Sarp Hydropower

Sarp hydroplant harnesses energy from the powerful drop of Sarpsfossen waterfall located just outside the city of Sarpsborg in Eastern Norway.

Sarpsborg, Norway




Heritage, Biodiversity preservation, Re-investment

Producing electricity since

April 1978


Orkla Hydro Power (50%), Hafslund (50%)

Estimated annual generation

530 GWh

Total capacity

80 MW

With a drop of 20.5 meters and a catchment area of approximately 41 200 sq.kms, Sarpsfossen is known to be the largest waterfall in Europe in terms of water flow. It is the last waterfall in the longest and largest river in Norway, Glomma. But more impressively, the story of harnessing energy from Sarpsfossen dates all the way back to 1312 and is part of the proud Norwegian heritage where hydropower has played an integral part in developing the wealth of the nation.

Sarp power plant is the largest of three power plants that utilize the energy from Sarpsfossen – others include Borregaard and Hafslund. The decision to construct Sarp powerplant was taken in 1974 in order to utilize flood water flow in the lower Glomma. This represented a further expansion of Sarpsfossen that increased intake capacity of 450 cubic metres/s without any major infrastructure development. In 2009, a substantial reinvestment was made at Sarp to install a new control system, new main transformer and conduct a generator audit.


In Norway, hydropower is often referred to as “family silver” — and the story of Sarpsfossen hydropower is a perfect embodiment of the phrase.

Ever since the Viking era, when King Olav II Haraldsson founded his new capital Borg (today Sarpsborg) in 1016 next to the waterfall, it has been tightly intertwined with Norwegian economic history. On January 13th 1312, King Håkon Magnusson gave the royal residence of Borregaard to Hafthor Jonsson and as a result the Borregaard estate was established.

The gift included the farm and the property rights to the Sarpsfossen waterfall in the river. In the gift letter (pictured on the left), which is still preserved in Norway’s National Archive today, the King stated that the river and the waterfall should be utilized to their full potential. This statement proves that even at that time, people already understood the potential of water energy as an invaluable source of power.

This piece of history was almost lost when a landslide in 1702 triggered a flood that raged into the Borregaard. The only thing the owner at the time managed to salvage from the building was an iron studded trunk. It contained some silver and some important documents like the letter from the King Haakon V Magnusson from 1312. This trunk with its contents is in exhibit today at Borgarsyssel museum in Sarpsborg.
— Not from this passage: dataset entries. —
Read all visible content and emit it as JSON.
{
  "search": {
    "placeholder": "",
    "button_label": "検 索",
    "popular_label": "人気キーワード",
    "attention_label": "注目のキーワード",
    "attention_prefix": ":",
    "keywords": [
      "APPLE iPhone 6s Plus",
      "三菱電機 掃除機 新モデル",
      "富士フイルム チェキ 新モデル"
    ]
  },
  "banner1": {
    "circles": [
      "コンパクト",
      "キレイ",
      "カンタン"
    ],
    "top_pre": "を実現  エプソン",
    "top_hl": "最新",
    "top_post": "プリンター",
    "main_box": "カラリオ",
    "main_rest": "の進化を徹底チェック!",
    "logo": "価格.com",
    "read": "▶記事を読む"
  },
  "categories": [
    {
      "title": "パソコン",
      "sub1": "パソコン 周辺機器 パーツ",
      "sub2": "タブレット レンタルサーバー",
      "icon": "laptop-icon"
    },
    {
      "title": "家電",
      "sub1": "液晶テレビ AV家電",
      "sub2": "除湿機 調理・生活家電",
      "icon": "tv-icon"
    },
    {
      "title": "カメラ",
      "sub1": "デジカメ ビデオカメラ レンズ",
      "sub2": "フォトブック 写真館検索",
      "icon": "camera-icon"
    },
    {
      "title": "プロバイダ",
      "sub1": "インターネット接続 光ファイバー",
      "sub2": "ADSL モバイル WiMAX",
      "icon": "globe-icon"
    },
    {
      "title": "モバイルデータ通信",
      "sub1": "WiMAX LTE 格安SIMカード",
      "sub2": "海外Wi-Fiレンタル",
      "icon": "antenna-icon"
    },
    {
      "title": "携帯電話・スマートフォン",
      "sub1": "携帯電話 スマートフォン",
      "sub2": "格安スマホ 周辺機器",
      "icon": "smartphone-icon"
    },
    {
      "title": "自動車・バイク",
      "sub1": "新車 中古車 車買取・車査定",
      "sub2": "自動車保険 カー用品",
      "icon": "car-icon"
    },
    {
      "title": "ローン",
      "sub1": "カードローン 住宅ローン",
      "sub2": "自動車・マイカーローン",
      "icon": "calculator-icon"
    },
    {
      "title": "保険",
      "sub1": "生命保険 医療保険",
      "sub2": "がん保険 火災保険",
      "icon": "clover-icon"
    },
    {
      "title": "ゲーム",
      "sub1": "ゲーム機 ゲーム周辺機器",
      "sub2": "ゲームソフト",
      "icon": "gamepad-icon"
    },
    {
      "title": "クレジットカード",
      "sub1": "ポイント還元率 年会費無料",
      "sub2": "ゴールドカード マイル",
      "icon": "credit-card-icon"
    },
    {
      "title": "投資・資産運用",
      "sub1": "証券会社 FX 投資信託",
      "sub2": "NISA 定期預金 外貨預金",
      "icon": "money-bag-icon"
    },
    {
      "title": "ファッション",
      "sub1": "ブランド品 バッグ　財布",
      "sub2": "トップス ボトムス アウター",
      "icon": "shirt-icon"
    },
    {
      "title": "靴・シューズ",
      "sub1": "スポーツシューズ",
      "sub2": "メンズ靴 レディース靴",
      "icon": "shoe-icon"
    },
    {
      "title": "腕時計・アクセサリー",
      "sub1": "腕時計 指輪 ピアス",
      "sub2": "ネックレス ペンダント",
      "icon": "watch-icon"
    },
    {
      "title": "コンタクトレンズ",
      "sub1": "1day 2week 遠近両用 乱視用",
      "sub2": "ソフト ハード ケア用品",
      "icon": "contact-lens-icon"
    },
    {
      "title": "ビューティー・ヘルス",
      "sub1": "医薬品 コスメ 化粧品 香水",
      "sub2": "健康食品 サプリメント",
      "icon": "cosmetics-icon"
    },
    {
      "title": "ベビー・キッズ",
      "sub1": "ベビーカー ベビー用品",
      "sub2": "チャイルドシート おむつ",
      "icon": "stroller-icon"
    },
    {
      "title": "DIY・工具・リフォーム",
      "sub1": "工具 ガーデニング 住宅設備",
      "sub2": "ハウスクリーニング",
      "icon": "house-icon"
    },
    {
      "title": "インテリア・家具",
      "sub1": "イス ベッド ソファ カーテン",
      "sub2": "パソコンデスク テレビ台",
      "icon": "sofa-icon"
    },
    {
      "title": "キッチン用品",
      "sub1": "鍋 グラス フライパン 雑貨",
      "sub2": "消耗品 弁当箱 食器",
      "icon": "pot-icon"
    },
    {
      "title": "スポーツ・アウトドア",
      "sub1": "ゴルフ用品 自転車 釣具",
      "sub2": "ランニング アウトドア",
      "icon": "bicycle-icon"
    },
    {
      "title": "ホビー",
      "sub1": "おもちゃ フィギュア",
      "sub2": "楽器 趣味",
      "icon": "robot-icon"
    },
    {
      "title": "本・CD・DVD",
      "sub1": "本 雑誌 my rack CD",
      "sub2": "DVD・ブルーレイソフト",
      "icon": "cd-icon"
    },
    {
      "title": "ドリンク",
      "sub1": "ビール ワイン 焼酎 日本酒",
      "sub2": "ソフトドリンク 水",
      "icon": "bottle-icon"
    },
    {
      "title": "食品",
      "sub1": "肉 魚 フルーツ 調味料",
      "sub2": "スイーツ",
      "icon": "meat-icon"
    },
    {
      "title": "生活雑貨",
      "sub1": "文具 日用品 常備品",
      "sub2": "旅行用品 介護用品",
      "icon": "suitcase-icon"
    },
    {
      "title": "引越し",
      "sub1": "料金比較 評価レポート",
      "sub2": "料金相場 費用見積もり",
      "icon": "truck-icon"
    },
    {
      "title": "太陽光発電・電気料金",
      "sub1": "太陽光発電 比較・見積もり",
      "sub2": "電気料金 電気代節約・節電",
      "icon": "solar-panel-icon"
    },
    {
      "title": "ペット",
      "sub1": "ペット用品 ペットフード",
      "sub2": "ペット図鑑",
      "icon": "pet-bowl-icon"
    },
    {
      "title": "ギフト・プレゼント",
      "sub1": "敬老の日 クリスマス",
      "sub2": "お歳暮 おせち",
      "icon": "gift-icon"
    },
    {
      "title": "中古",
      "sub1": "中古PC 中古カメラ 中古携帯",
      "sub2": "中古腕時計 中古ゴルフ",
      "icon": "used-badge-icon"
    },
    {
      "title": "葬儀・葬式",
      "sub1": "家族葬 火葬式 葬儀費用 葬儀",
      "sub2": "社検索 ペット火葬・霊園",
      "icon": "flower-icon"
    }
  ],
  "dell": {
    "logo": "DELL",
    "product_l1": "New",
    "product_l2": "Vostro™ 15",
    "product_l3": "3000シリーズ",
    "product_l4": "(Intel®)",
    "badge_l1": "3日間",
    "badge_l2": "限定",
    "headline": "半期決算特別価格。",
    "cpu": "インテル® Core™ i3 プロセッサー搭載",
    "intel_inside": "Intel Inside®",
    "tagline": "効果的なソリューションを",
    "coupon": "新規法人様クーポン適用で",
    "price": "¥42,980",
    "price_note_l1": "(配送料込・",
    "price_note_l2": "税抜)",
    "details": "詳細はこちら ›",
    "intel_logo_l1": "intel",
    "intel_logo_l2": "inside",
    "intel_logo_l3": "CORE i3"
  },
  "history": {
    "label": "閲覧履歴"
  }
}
The documents and the gift letter are stored at Norway’s national archive.

Electricity was first produced from Sarpsfossen in 1892 for a pulp mill which had been built by the waterfall.

Sarpsfossen 2015

Preserving biodiversity

Over several years, the power plant owners of Sarpsfossen have contributed to the efforts for preserving and thriving the biodiversity in the lower Glomma river area.  In the Ågaardsriver located in upstream Sarpsfossen, the power plant owners contribute to preserving the population of special Ågaardsriver salmon.

In 2011, power plant owners of Sarpsfossen donated a total of 6 million NOK (approx. $765000) to establish salmon hatcheries to boost the population of Glomma Salmon.In October 2012, state-of-the-art hatcheries were open just below Sarpsfossen, for a total investment of 9 million NOK. The Lower Glomma and the District Fish Management operate the facility together.

In addition to providing financial and operational support, the power plant owners also assist in releasing the salmon into the Sarpsfossen waterfall.